# [Aim of the task]
Without any pictures, copy the records below once more, exactly as they are.

───── Records to process

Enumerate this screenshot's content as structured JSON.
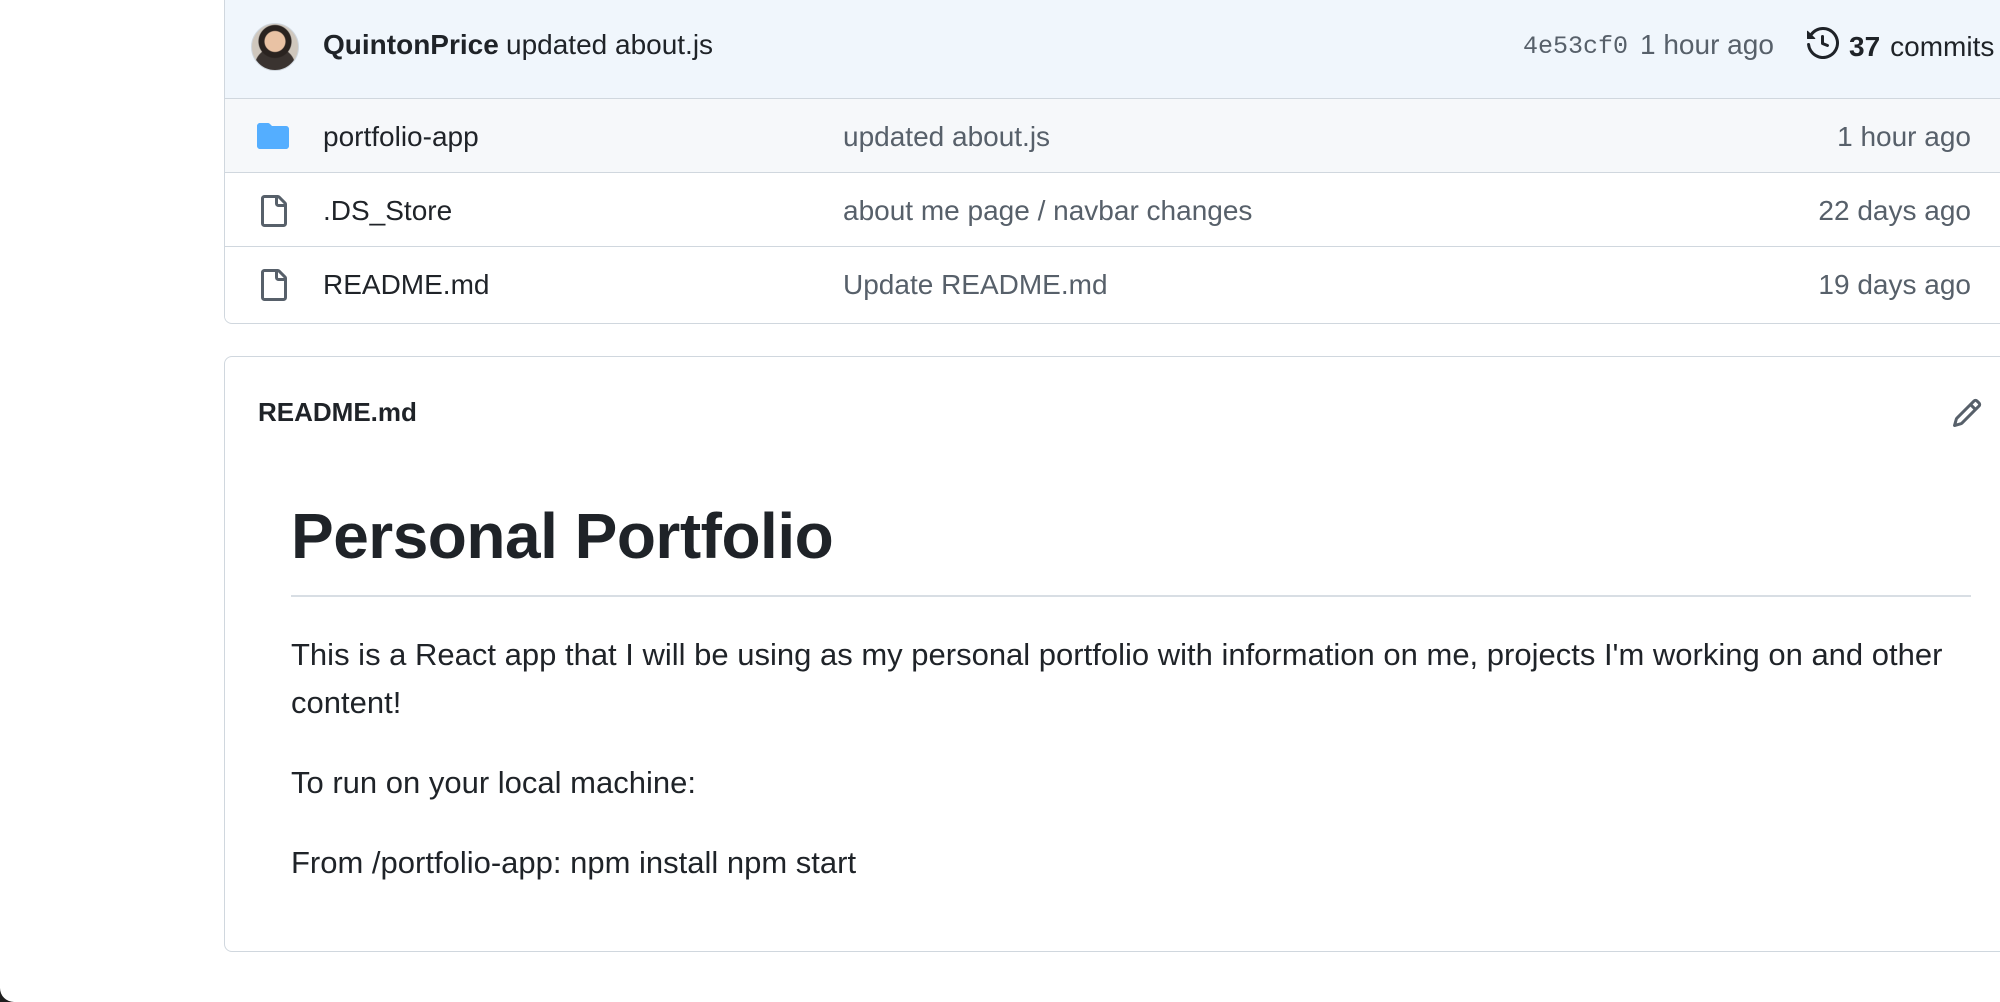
{
  "latest_commit": {
    "author": "QuintonPrice",
    "message": "updated about.js",
    "hash": "4e53cf0",
    "time": "1 hour ago",
    "commit_count": "37",
    "commits_label": "commits"
  },
  "files": [
    {
      "type": "folder",
      "icon": "folder-icon",
      "name": "portfolio-app",
      "last_commit": "updated about.js",
      "age": "1 hour ago"
    },
    {
      "type": "file",
      "icon": "file-icon",
      "name": ".DS_Store",
      "last_commit": "about me page / navbar changes",
      "age": "22 days ago"
    },
    {
      "type": "file",
      "icon": "file-icon",
      "name": "README.md",
      "last_commit": "Update README.md",
      "age": "19 days ago"
    }
  ],
  "readme": {
    "filename": "README.md",
    "heading": "Personal Portfolio",
    "paragraphs": [
      "This is a React app that I will be using as my personal portfolio with information on me, projects I'm working on and other content!",
      "To run on your local machine:",
      "From /portfolio-app: npm install npm start"
    ]
  },
  "colors": {
    "commit_bar_bg": "#f0f6fc",
    "folder_icon": "#54aeff",
    "file_icon": "#57606a",
    "border": "#d0d7de",
    "muted_text": "#57606a"
  }
}
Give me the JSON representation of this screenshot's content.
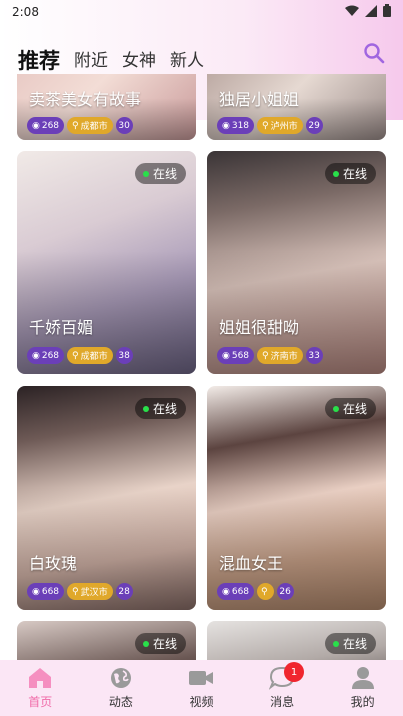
{
  "status_bar": {
    "time": "2:08"
  },
  "tabs": [
    {
      "label": "推荐",
      "active": true
    },
    {
      "label": "附近",
      "active": false
    },
    {
      "label": "女神",
      "active": false
    },
    {
      "label": "新人",
      "active": false
    }
  ],
  "cards": [
    {
      "name": "卖茶美女有故事",
      "views": "268",
      "city": "成都市",
      "age": "30",
      "online": ""
    },
    {
      "name": "独居小姐姐",
      "views": "318",
      "city": "泸州市",
      "age": "29",
      "online": ""
    },
    {
      "name": "千娇百媚",
      "views": "268",
      "city": "成都市",
      "age": "38",
      "online": "在线"
    },
    {
      "name": "姐姐很甜呦",
      "views": "568",
      "city": "济南市",
      "age": "33",
      "online": "在线"
    },
    {
      "name": "白玫瑰",
      "views": "668",
      "city": "武汉市",
      "age": "28",
      "online": "在线"
    },
    {
      "name": "混血女王",
      "views": "668",
      "city": "",
      "age": "26",
      "online": "在线"
    },
    {
      "name": "",
      "views": "",
      "city": "",
      "age": "",
      "online": "在线"
    },
    {
      "name": "",
      "views": "",
      "city": "",
      "age": "",
      "online": "在线"
    }
  ],
  "bottom_nav": [
    {
      "label": "首页",
      "icon": "home-icon",
      "active": true
    },
    {
      "label": "动态",
      "icon": "globe-icon",
      "active": false
    },
    {
      "label": "视频",
      "icon": "video-icon",
      "active": false
    },
    {
      "label": "消息",
      "icon": "chat-icon",
      "active": false,
      "badge": "1"
    },
    {
      "label": "我的",
      "icon": "user-icon",
      "active": false
    }
  ],
  "colors": {
    "accent": "#f06aa8",
    "search": "#a066e0",
    "badge_purple": "#6b3fb8",
    "badge_gold": "#e0a82a",
    "online_dot": "#29e04a"
  }
}
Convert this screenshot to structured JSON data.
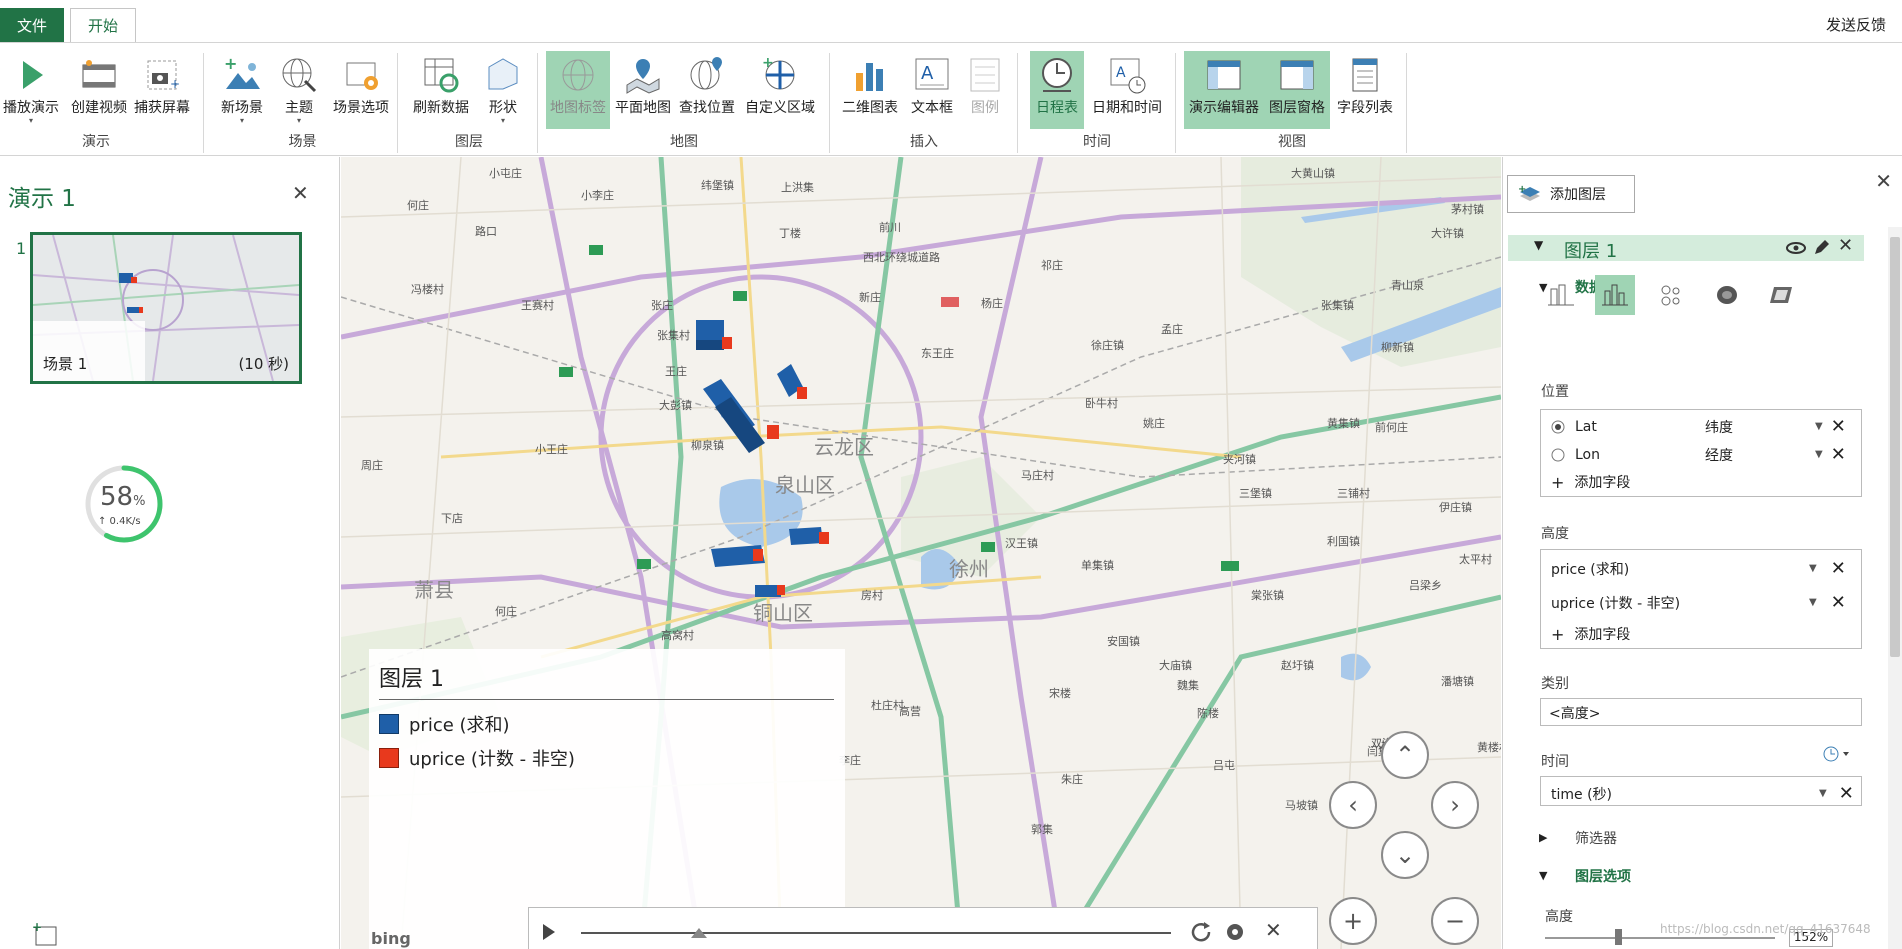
{
  "tabs": {
    "file": "文件",
    "home": "开始",
    "feedback": "发送反馈"
  },
  "ribbon": {
    "groups": {
      "demo": "演示",
      "scene": "场景",
      "layer": "图层",
      "map": "地图",
      "insert": "插入",
      "time": "时间",
      "view": "视图"
    },
    "buttons": {
      "play_tour": "播放演示",
      "create_video": "创建视频",
      "capture_screen": "捕获屏幕",
      "new_scene": "新场景",
      "theme": "主题",
      "scene_options": "场景选项",
      "refresh_data": "刷新数据",
      "shapes": "形状",
      "map_labels": "地图标签",
      "flat_map": "平面地图",
      "find_location": "查找位置",
      "custom_regions": "自定义区域",
      "chart_2d": "二维图表",
      "text_box": "文本框",
      "legend": "图例",
      "timeline": "日程表",
      "date_time": "日期和时间",
      "tour_editor": "演示编辑器",
      "layer_pane": "图层窗格",
      "field_list": "字段列表"
    }
  },
  "tour": {
    "title": "演示 1",
    "close": "✕",
    "scene_index": "1",
    "scene_name": "场景 1",
    "scene_duration": "(10 秒)",
    "speed_percent": "58",
    "speed_unit": "%",
    "speed_rate": "↑ 0.4K/s"
  },
  "map": {
    "labels": [
      "小屯庄",
      "小李庄",
      "纬堡镇",
      "上洪集",
      "路口",
      "何庄",
      "冯楼村",
      "王赛村",
      "张庄",
      "前川",
      "丁楼",
      "西北环绕城道路",
      "新庄",
      "杨庄",
      "东王庄",
      "王庄",
      "柳泉镇",
      "大彭镇",
      "张集村",
      "小王庄",
      "泉山区",
      "云龙区",
      "徐州",
      "铜山区",
      "萧县",
      "下店",
      "周庄",
      "高窝村",
      "杜庄村",
      "何庄",
      "高营",
      "李庄",
      "朱庄",
      "汉王镇",
      "房村",
      "单集镇",
      "大庙镇",
      "三堡镇",
      "棠张镇",
      "利国镇",
      "潘塘镇",
      "双沟镇",
      "黄集镇",
      "张集镇",
      "柳新镇",
      "茅村镇",
      "徐庄镇",
      "夹河镇",
      "三铺村",
      "大许镇",
      "大黄山镇",
      "吕梁乡",
      "伊庄镇",
      "青山泉",
      "赵圩镇",
      "马庄村",
      "卧牛村",
      "太平村",
      "闫集村",
      "前何庄",
      "吕屯",
      "姚庄",
      "安国镇",
      "陈楼",
      "马坡镇",
      "郭集",
      "魏集",
      "宋楼",
      "孟庄",
      "黄楼村",
      "柳集",
      "祁庄"
    ],
    "district_labels": [
      "泉山区",
      "云龙区",
      "徐州",
      "铜山区",
      "萧县"
    ],
    "legend": {
      "title": "图层 1",
      "items": [
        {
          "label": "price (求和)",
          "color": "#1f5fa8"
        },
        {
          "label": "uprice (计数 - 非空)",
          "color": "#e8391d"
        }
      ]
    },
    "logo": "bing",
    "watermark": "https://blog.csdn.net/qq_41637648"
  },
  "layer_pane": {
    "add_layer": "添加图层",
    "close": "✕",
    "layer_name": "图层 1",
    "data_section": "数据",
    "location_label": "位置",
    "location_fields": [
      {
        "field": "Lat",
        "type": "纬度",
        "selected": true
      },
      {
        "field": "Lon",
        "type": "经度",
        "selected": false
      }
    ],
    "add_field": "添加字段",
    "height_label": "高度",
    "height_fields": [
      {
        "field": "price (求和)"
      },
      {
        "field": "uprice (计数 - 非空)"
      }
    ],
    "category_label": "类别",
    "category_value": "<高度>",
    "time_label": "时间",
    "time_value": "time (秒)",
    "filter_label": "筛选器",
    "layer_options_label": "图层选项",
    "height_option_label": "高度",
    "height_option_value": "152%"
  },
  "colors": {
    "accent": "#217346",
    "price": "#1f5fa8",
    "uprice": "#e8391d",
    "toggle_on": "#9fd4b4"
  }
}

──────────

# [Answer section]
Enumerate this screenshot's content as structured JSON.
{
  "latest_commit": {
    "author": "QuintonPrice",
    "message": "updated about.js",
    "hash": "4e53cf0",
    "time": "1 hour ago",
    "commit_count": "37",
    "commits_label": "commits"
  },
  "files": [
    {
      "type": "folder",
      "icon": "folder-icon",
      "name": "portfolio-app",
      "last_commit": "updated about.js",
      "age": "1 hour ago"
    },
    {
      "type": "file",
      "icon": "file-icon",
      "name": ".DS_Store",
      "last_commit": "about me page / navbar changes",
      "age": "22 days ago"
    },
    {
      "type": "file",
      "icon": "file-icon",
      "name": "README.md",
      "last_commit": "Update README.md",
      "age": "19 days ago"
    }
  ],
  "readme": {
    "filename": "README.md",
    "heading": "Personal Portfolio",
    "paragraphs": [
      "This is a React app that I will be using as my personal portfolio with information on me, projects I'm working on and other content!",
      "To run on your local machine:",
      "From /portfolio-app: npm install npm start"
    ]
  },
  "colors": {
    "commit_bar_bg": "#f0f6fc",
    "folder_icon": "#54aeff",
    "file_icon": "#57606a",
    "border": "#d0d7de",
    "muted_text": "#57606a"
  }
}
Give me the JSON representation of this screenshot's content.
{
  "status_bar": {
    "time": "2:08"
  },
  "tabs": [
    {
      "label": "推荐",
      "active": true
    },
    {
      "label": "附近",
      "active": false
    },
    {
      "label": "女神",
      "active": false
    },
    {
      "label": "新人",
      "active": false
    }
  ],
  "cards": [
    {
      "name": "卖茶美女有故事",
      "views": "268",
      "city": "成都市",
      "age": "30",
      "online": ""
    },
    {
      "name": "独居小姐姐",
      "views": "318",
      "city": "泸州市",
      "age": "29",
      "online": ""
    },
    {
      "name": "千娇百媚",
      "views": "268",
      "city": "成都市",
      "age": "38",
      "online": "在线"
    },
    {
      "name": "姐姐很甜呦",
      "views": "568",
      "city": "济南市",
      "age": "33",
      "online": "在线"
    },
    {
      "name": "白玫瑰",
      "views": "668",
      "city": "武汉市",
      "age": "28",
      "online": "在线"
    },
    {
      "name": "混血女王",
      "views": "668",
      "city": "",
      "age": "26",
      "online": "在线"
    },
    {
      "name": "",
      "views": "",
      "city": "",
      "age": "",
      "online": "在线"
    },
    {
      "name": "",
      "views": "",
      "city": "",
      "age": "",
      "online": "在线"
    }
  ],
  "bottom_nav": [
    {
      "label": "首页",
      "icon": "home-icon",
      "active": true
    },
    {
      "label": "动态",
      "icon": "globe-icon",
      "active": false
    },
    {
      "label": "视频",
      "icon": "video-icon",
      "active": false
    },
    {
      "label": "消息",
      "icon": "chat-icon",
      "active": false,
      "badge": "1"
    },
    {
      "label": "我的",
      "icon": "user-icon",
      "active": false
    }
  ],
  "colors": {
    "accent": "#f06aa8",
    "search": "#a066e0",
    "badge_purple": "#6b3fb8",
    "badge_gold": "#e0a82a",
    "online_dot": "#29e04a"
  }
}
Convert this screenshot to structured JSON data.
{
  "tabs": {
    "file": "文件",
    "home": "开始",
    "feedback": "发送反馈"
  },
  "ribbon": {
    "groups": {
      "demo": "演示",
      "scene": "场景",
      "layer": "图层",
      "map": "地图",
      "insert": "插入",
      "time": "时间",
      "view": "视图"
    },
    "buttons": {
      "play_tour": "播放演示",
      "create_video": "创建视频",
      "capture_screen": "捕获屏幕",
      "new_scene": "新场景",
      "theme": "主题",
      "scene_options": "场景选项",
      "refresh_data": "刷新数据",
      "shapes": "形状",
      "map_labels": "地图标签",
      "flat_map": "平面地图",
      "find_location": "查找位置",
      "custom_regions": "自定义区域",
      "chart_2d": "二维图表",
      "text_box": "文本框",
      "legend": "图例",
      "timeline": "日程表",
      "date_time": "日期和时间",
      "tour_editor": "演示编辑器",
      "layer_pane": "图层窗格",
      "field_list": "字段列表"
    }
  },
  "tour": {
    "title": "演示 1",
    "close": "✕",
    "scene_index": "1",
    "scene_name": "场景 1",
    "scene_duration": "(10 秒)",
    "speed_percent": "58",
    "speed_unit": "%",
    "speed_rate": "↑ 0.4K/s"
  },
  "map": {
    "labels": [
      "小屯庄",
      "小李庄",
      "纬堡镇",
      "上洪集",
      "路口",
      "何庄",
      "冯楼村",
      "王赛村",
      "张庄",
      "前川",
      "丁楼",
      "西北环绕城道路",
      "新庄",
      "杨庄",
      "东王庄",
      "王庄",
      "柳泉镇",
      "大彭镇",
      "张集村",
      "小王庄",
      "泉山区",
      "云龙区",
      "徐州",
      "铜山区",
      "萧县",
      "下店",
      "周庄",
      "高窝村",
      "杜庄村",
      "何庄",
      "高营",
      "李庄",
      "朱庄",
      "汉王镇",
      "房村",
      "单集镇",
      "大庙镇",
      "三堡镇",
      "棠张镇",
      "利国镇",
      "潘塘镇",
      "双沟镇",
      "黄集镇",
      "张集镇",
      "柳新镇",
      "茅村镇",
      "徐庄镇",
      "夹河镇",
      "三铺村",
      "大许镇",
      "大黄山镇",
      "吕梁乡",
      "伊庄镇",
      "青山泉",
      "赵圩镇",
      "马庄村",
      "卧牛村",
      "太平村",
      "闫集村",
      "前何庄",
      "吕屯",
      "姚庄",
      "安国镇",
      "陈楼",
      "马坡镇",
      "郭集",
      "魏集",
      "宋楼",
      "孟庄",
      "黄楼村",
      "柳集",
      "祁庄"
    ],
    "district_labels": [
      "泉山区",
      "云龙区",
      "徐州",
      "铜山区",
      "萧县"
    ],
    "legend": {
      "title": "图层 1",
      "items": [
        {
          "label": "price (求和)",
          "color": "#1f5fa8"
        },
        {
          "label": "uprice (计数 - 非空)",
          "color": "#e8391d"
        }
      ]
    },
    "logo": "bing",
    "watermark": "https://blog.csdn.net/qq_41637648"
  },
  "layer_pane": {
    "add_layer": "添加图层",
    "close": "✕",
    "layer_name": "图层 1",
    "data_section": "数据",
    "location_label": "位置",
    "location_fields": [
      {
        "field": "Lat",
        "type": "纬度",
        "selected": true
      },
      {
        "field": "Lon",
        "type": "经度",
        "selected": false
      }
    ],
    "add_field": "添加字段",
    "height_label": "高度",
    "height_fields": [
      {
        "field": "price (求和)"
      },
      {
        "field": "uprice (计数 - 非空)"
      }
    ],
    "category_label": "类别",
    "category_value": "<高度>",
    "time_label": "时间",
    "time_value": "time (秒)",
    "filter_label": "筛选器",
    "layer_options_label": "图层选项",
    "height_option_label": "高度",
    "height_option_value": "152%"
  },
  "colors": {
    "accent": "#217346",
    "price": "#1f5fa8",
    "uprice": "#e8391d",
    "toggle_on": "#9fd4b4"
  }
}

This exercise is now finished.